From the German


“Come with me, thou gentle maid,
“The stars are strong, and make a shade
“Of yew across your mother’s tomb;
“Leave your chamber’s vine-leaved gloom,
   “Leave your harp-strings, loved one,
“‘Tis our hour;” the robber said;
   “Yonder comes the goblins’ sun,
“For, when men are still in bed,
“Day begins with the old dead.
“Leave your flowers so dewed with weeping,
“And our feverish baby sleeping;
“Come to me, thou gentle maid,
“‘Tis our hour.” The robber said.

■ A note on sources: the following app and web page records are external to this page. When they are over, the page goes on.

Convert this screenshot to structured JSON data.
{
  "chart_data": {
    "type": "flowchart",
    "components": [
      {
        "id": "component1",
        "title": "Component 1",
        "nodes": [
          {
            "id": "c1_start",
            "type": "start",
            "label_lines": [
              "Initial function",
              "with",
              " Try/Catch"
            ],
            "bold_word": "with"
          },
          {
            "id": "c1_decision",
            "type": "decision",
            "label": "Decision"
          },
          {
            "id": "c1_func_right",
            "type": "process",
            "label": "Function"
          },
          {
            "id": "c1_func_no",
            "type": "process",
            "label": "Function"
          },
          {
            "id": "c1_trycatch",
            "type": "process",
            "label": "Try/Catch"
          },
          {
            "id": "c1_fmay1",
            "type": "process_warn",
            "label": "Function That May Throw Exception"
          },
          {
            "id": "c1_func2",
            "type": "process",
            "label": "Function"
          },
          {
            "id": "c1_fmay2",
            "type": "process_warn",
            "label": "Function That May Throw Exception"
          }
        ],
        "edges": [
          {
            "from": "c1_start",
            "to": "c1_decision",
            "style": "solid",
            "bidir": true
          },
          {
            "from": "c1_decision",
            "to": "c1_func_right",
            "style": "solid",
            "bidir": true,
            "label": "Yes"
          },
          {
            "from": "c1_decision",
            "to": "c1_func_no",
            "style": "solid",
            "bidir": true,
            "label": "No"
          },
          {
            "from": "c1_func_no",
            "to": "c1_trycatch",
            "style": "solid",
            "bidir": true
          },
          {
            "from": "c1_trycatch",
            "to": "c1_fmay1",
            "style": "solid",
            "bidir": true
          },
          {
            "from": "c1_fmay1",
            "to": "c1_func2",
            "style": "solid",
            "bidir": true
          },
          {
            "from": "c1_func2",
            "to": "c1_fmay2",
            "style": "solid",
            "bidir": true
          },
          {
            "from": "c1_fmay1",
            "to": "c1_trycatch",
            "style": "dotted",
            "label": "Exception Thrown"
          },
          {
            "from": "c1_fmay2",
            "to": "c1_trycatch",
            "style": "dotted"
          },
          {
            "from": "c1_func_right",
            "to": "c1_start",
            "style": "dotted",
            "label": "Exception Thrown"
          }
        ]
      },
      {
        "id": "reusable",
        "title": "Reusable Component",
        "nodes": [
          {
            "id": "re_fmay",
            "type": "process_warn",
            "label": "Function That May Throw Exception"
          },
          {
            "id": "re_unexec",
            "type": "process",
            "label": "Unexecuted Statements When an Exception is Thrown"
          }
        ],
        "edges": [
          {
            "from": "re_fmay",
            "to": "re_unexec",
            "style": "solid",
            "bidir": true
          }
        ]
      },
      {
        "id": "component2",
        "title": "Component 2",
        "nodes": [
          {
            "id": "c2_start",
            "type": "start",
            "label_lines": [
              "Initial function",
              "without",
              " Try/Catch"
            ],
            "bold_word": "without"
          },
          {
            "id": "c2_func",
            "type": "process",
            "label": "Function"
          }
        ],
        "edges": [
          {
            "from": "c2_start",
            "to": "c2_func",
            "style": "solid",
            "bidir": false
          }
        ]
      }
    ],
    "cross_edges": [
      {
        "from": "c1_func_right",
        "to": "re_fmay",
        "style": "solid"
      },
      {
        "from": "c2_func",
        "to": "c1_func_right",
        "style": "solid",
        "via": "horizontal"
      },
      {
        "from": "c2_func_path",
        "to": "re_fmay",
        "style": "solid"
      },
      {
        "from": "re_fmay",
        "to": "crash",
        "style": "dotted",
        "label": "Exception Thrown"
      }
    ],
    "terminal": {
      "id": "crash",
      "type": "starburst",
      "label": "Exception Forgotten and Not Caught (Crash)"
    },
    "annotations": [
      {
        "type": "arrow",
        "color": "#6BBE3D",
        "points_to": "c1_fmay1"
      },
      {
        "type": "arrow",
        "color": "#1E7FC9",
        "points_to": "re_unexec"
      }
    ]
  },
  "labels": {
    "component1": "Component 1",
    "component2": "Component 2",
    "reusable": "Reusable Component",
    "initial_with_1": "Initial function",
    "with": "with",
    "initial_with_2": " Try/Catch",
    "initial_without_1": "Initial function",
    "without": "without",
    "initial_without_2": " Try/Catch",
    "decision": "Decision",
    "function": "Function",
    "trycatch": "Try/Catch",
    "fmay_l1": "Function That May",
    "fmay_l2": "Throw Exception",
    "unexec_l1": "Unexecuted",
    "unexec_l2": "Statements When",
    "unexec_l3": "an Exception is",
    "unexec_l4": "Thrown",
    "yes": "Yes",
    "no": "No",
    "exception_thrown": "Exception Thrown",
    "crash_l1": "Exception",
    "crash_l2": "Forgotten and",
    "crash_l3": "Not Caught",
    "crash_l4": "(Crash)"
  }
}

To the wood, whose shade is night,
Went they in the owls’ moonlight.
As they passed, the common wild
Like a murderous jester smiled,
   Dimpled twice with nettly graves.
You may mark her garment white,
   In the night-wind how it waves:
The night-wind to the churchyard flew,
And whispered underneath the yew;
“Mother churchyard, in my breath,
“I’ve a lady’s sigh of death.”
—”Sleep thou there, thou robber’s wife.”
Said he, clasping his wet knife.

[Kelsall, 1851]